|Astrophotographer Damian Peach captures Siding Spring (green smudge at lower-centre) on approach to Mars (saturated star-like object)
A recently discovered comet has whizzed past Mars, giving scientists a unique chance to study an object from the farthest reaches of the Solar System.
The comet, known as Siding Spring, raced past Mars at 56km per second (125,000mph), missing it by 139,500 km. Rovers on the Martian surface and satellites were primed to catch the event on their cameras and instruments.
Siding Spring comes from the Oort Cloud – a spherical region of space far beyond the planets.
Researchers believe the comet is very little altered from the time of its formation more than 4.5 billion years ago.

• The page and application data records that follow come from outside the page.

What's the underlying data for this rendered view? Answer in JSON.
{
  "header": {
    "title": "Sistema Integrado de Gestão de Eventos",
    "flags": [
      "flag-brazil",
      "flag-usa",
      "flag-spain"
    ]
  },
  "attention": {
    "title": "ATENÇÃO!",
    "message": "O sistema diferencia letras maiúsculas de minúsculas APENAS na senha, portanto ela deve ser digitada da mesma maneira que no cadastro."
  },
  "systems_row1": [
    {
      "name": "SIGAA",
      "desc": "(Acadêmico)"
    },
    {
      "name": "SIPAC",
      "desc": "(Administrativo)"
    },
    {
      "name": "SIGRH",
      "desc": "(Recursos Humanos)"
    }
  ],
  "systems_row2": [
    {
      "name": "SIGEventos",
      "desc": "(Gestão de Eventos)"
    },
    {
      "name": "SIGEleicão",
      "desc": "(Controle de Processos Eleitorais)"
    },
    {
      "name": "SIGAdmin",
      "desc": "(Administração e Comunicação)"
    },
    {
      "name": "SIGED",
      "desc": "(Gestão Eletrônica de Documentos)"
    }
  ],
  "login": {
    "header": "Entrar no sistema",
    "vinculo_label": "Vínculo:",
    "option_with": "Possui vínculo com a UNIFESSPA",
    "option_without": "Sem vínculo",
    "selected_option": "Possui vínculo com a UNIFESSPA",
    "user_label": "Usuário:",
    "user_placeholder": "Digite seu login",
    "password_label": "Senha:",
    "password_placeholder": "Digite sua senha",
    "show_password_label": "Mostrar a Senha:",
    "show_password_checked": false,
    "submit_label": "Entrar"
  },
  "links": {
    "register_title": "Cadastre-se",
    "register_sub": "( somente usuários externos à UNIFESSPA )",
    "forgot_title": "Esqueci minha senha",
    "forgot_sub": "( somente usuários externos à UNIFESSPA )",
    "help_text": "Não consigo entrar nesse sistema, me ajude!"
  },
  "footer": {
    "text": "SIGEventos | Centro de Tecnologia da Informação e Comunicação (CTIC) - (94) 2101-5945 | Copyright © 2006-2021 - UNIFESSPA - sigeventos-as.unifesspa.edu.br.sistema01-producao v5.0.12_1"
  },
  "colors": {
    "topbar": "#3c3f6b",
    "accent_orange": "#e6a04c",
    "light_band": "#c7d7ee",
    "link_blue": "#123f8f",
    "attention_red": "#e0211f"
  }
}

“Siding Spring probably got knocked into the inner Solar System by the passage of a star near the Oort Cloud,” said Carey Lisse, from the Johns Hopkins University Applied Physics Laboratory, US.
“So think about a comet that started to travel probably at the dawn of man and it’s just now coming in.
“And the reason we can actually observe it is because we’ve built satellites and rovers and we’ve now got these outposts at Mars. That’s pretty exciting.”
Martin Mobberley used a remote telescope at the Siding Spring Observatory itself to image the comet
The comet is dead-centre of this image from Nick Howes and coleagues